[Opening Material to process section]
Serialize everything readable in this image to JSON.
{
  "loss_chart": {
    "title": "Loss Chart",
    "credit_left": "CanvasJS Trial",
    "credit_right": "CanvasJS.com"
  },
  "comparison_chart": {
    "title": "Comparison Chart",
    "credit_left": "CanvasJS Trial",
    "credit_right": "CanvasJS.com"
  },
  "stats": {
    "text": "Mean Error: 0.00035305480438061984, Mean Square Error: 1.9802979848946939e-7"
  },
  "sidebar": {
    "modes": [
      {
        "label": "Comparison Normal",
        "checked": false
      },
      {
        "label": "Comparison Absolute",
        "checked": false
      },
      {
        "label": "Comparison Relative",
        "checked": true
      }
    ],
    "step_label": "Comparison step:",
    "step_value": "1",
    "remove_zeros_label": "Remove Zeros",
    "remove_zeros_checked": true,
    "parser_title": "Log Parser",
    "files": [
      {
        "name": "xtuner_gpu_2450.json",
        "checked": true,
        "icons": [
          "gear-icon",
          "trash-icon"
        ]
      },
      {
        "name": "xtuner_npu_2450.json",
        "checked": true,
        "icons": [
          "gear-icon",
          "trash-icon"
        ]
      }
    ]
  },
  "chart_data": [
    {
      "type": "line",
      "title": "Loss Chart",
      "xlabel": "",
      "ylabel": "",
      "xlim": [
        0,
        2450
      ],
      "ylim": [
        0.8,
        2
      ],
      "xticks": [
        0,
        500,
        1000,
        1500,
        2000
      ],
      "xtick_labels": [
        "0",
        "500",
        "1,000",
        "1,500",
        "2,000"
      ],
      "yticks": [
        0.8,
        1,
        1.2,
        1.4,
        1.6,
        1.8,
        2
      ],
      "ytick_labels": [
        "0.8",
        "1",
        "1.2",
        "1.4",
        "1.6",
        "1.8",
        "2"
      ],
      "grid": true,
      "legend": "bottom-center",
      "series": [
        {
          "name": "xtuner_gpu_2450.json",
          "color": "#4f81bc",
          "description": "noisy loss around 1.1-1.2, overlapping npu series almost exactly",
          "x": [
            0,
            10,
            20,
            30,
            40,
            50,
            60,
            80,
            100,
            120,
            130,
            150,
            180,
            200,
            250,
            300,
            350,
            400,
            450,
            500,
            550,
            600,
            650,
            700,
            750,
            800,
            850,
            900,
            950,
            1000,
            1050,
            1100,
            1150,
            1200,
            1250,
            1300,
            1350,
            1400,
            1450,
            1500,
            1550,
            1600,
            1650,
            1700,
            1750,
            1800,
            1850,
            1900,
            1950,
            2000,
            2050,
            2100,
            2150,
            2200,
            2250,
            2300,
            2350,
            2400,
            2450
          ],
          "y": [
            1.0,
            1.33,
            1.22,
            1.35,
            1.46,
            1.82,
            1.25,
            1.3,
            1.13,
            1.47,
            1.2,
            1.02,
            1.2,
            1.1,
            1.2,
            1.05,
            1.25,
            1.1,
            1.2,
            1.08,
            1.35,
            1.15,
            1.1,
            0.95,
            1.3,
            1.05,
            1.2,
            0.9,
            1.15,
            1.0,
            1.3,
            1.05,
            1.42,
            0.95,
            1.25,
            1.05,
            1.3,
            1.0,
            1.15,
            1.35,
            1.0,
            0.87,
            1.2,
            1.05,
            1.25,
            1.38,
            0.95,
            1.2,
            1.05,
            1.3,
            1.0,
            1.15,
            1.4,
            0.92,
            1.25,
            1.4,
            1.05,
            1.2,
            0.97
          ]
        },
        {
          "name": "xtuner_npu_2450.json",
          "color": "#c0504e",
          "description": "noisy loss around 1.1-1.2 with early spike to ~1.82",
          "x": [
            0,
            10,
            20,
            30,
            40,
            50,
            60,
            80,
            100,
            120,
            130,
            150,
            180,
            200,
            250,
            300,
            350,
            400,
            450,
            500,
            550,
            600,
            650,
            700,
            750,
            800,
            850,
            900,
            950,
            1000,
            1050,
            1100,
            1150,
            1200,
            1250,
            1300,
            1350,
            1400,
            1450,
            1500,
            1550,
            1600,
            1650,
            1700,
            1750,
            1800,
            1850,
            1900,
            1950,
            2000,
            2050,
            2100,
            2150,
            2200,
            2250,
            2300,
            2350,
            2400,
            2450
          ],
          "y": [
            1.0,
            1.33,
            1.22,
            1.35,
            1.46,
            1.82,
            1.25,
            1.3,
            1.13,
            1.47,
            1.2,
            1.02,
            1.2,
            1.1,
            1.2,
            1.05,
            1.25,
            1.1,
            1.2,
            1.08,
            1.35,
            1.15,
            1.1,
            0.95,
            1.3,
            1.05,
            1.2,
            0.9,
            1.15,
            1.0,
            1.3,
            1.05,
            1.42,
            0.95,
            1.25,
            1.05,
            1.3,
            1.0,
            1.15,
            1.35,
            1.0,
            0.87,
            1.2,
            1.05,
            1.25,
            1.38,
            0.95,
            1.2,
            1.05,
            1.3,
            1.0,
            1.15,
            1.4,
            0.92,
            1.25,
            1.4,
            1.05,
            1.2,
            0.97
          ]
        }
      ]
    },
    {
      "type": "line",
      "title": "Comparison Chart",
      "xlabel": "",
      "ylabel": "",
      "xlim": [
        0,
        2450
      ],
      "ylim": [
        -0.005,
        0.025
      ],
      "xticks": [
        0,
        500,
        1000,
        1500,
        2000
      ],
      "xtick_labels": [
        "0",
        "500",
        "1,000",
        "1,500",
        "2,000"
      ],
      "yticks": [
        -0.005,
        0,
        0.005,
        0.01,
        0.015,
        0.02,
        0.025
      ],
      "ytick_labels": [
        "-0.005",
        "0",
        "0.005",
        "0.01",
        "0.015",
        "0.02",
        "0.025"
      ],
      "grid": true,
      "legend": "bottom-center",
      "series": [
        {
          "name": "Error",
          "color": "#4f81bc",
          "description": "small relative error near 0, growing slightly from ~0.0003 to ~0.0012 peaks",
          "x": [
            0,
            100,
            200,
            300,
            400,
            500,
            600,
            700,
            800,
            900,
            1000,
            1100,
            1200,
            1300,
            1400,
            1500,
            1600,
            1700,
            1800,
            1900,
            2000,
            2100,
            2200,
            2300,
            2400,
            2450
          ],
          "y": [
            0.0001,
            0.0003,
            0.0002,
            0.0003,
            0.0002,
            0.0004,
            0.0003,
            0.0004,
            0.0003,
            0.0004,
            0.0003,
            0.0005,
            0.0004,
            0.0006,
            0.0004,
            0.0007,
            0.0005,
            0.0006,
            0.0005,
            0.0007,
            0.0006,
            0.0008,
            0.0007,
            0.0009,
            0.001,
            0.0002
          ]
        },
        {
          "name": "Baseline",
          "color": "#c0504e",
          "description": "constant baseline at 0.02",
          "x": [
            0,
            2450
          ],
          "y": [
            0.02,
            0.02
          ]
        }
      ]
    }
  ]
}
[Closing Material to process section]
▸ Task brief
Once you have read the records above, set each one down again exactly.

▸ Task output
Serialize everything readable in this image to JSON.
{
  "loss_chart": {
    "title": "Loss Chart",
    "credit_left": "CanvasJS Trial",
    "credit_right": "CanvasJS.com"
  },
  "comparison_chart": {
    "title": "Comparison Chart",
    "credit_left": "CanvasJS Trial",
    "credit_right": "CanvasJS.com"
  },
  "stats": {
    "text": "Mean Error: 0.00035305480438061984, Mean Square Error: 1.9802979848946939e-7"
  },
  "sidebar": {
    "modes": [
      {
        "label": "Comparison Normal",
        "checked": false
      },
      {
        "label": "Comparison Absolute",
        "checked": false
      },
      {
        "label": "Comparison Relative",
        "checked": true
      }
    ],
    "step_label": "Comparison step:",
    "step_value": "1",
    "remove_zeros_label": "Remove Zeros",
    "remove_zeros_checked": true,
    "parser_title": "Log Parser",
    "files": [
      {
        "name": "xtuner_gpu_2450.json",
        "checked": true,
        "icons": [
          "gear-icon",
          "trash-icon"
        ]
      },
      {
        "name": "xtuner_npu_2450.json",
        "checked": true,
        "icons": [
          "gear-icon",
          "trash-icon"
        ]
      }
    ]
  },
  "chart_data": [
    {
      "type": "line",
      "title": "Loss Chart",
      "xlabel": "",
      "ylabel": "",
      "xlim": [
        0,
        2450
      ],
      "ylim": [
        0.8,
        2
      ],
      "xticks": [
        0,
        500,
        1000,
        1500,
        2000
      ],
      "xtick_labels": [
        "0",
        "500",
        "1,000",
        "1,500",
        "2,000"
      ],
      "yticks": [
        0.8,
        1,
        1.2,
        1.4,
        1.6,
        1.8,
        2
      ],
      "ytick_labels": [
        "0.8",
        "1",
        "1.2",
        "1.4",
        "1.6",
        "1.8",
        "2"
      ],
      "grid": true,
      "legend": "bottom-center",
      "series": [
        {
          "name": "xtuner_gpu_2450.json",
          "color": "#4f81bc",
          "description": "noisy loss around 1.1-1.2, overlapping npu series almost exactly",
          "x": [
            0,
            10,
            20,
            30,
            40,
            50,
            60,
            80,
            100,
            120,
            130,
            150,
            180,
            200,
            250,
            300,
            350,
            400,
            450,
            500,
            550,
            600,
            650,
            700,
            750,
            800,
            850,
            900,
            950,
            1000,
            1050,
            1100,
            1150,
            1200,
            1250,
            1300,
            1350,
            1400,
            1450,
            1500,
            1550,
            1600,
            1650,
            1700,
            1750,
            1800,
            1850,
            1900,
            1950,
            2000,
            2050,
            2100,
            2150,
            2200,
            2250,
            2300,
            2350,
            2400,
            2450
          ],
          "y": [
            1.0,
            1.33,
            1.22,
            1.35,
            1.46,
            1.82,
            1.25,
            1.3,
            1.13,
            1.47,
            1.2,
            1.02,
            1.2,
            1.1,
            1.2,
            1.05,
            1.25,
            1.1,
            1.2,
            1.08,
            1.35,
            1.15,
            1.1,
            0.95,
            1.3,
            1.05,
            1.2,
            0.9,
            1.15,
            1.0,
            1.3,
            1.05,
            1.42,
            0.95,
            1.25,
            1.05,
            1.3,
            1.0,
            1.15,
            1.35,
            1.0,
            0.87,
            1.2,
            1.05,
            1.25,
            1.38,
            0.95,
            1.2,
            1.05,
            1.3,
            1.0,
            1.15,
            1.4,
            0.92,
            1.25,
            1.4,
            1.05,
            1.2,
            0.97
          ]
        },
        {
          "name": "xtuner_npu_2450.json",
          "color": "#c0504e",
          "description": "noisy loss around 1.1-1.2 with early spike to ~1.82",
          "x": [
            0,
            10,
            20,
            30,
            40,
            50,
            60,
            80,
            100,
            120,
            130,
            150,
            180,
            200,
            250,
            300,
            350,
            400,
            450,
            500,
            550,
            600,
            650,
            700,
            750,
            800,
            850,
            900,
            950,
            1000,
            1050,
            1100,
            1150,
            1200,
            1250,
            1300,
            1350,
            1400,
            1450,
            1500,
            1550,
            1600,
            1650,
            1700,
            1750,
            1800,
            1850,
            1900,
            1950,
            2000,
            2050,
            2100,
            2150,
            2200,
            2250,
            2300,
            2350,
            2400,
            2450
          ],
          "y": [
            1.0,
            1.33,
            1.22,
            1.35,
            1.46,
            1.82,
            1.25,
            1.3,
            1.13,
            1.47,
            1.2,
            1.02,
            1.2,
            1.1,
            1.2,
            1.05,
            1.25,
            1.1,
            1.2,
            1.08,
            1.35,
            1.15,
            1.1,
            0.95,
            1.3,
            1.05,
            1.2,
            0.9,
            1.15,
            1.0,
            1.3,
            1.05,
            1.42,
            0.95,
            1.25,
            1.05,
            1.3,
            1.0,
            1.15,
            1.35,
            1.0,
            0.87,
            1.2,
            1.05,
            1.25,
            1.38,
            0.95,
            1.2,
            1.05,
            1.3,
            1.0,
            1.15,
            1.4,
            0.92,
            1.25,
            1.4,
            1.05,
            1.2,
            0.97
          ]
        }
      ]
    },
    {
      "type": "line",
      "title": "Comparison Chart",
      "xlabel": "",
      "ylabel": "",
      "xlim": [
        0,
        2450
      ],
      "ylim": [
        -0.005,
        0.025
      ],
      "xticks": [
        0,
        500,
        1000,
        1500,
        2000
      ],
      "xtick_labels": [
        "0",
        "500",
        "1,000",
        "1,500",
        "2,000"
      ],
      "yticks": [
        -0.005,
        0,
        0.005,
        0.01,
        0.015,
        0.02,
        0.025
      ],
      "ytick_labels": [
        "-0.005",
        "0",
        "0.005",
        "0.01",
        "0.015",
        "0.02",
        "0.025"
      ],
      "grid": true,
      "legend": "bottom-center",
      "series": [
        {
          "name": "Error",
          "color": "#4f81bc",
          "description": "small relative error near 0, growing slightly from ~0.0003 to ~0.0012 peaks",
          "x": [
            0,
            100,
            200,
            300,
            400,
            500,
            600,
            700,
            800,
            900,
            1000,
            1100,
            1200,
            1300,
            1400,
            1500,
            1600,
            1700,
            1800,
            1900,
            2000,
            2100,
            2200,
            2300,
            2400,
            2450
          ],
          "y": [
            0.0001,
            0.0003,
            0.0002,
            0.0003,
            0.0002,
            0.0004,
            0.0003,
            0.0004,
            0.0003,
            0.0004,
            0.0003,
            0.0005,
            0.0004,
            0.0006,
            0.0004,
            0.0007,
            0.0005,
            0.0006,
            0.0005,
            0.0007,
            0.0006,
            0.0008,
            0.0007,
            0.0009,
            0.001,
            0.0002
          ]
        },
        {
          "name": "Baseline",
          "color": "#c0504e",
          "description": "constant baseline at 0.02",
          "x": [
            0,
            2450
          ],
          "y": [
            0.02,
            0.02
          ]
        }
      ]
    }
  ]
}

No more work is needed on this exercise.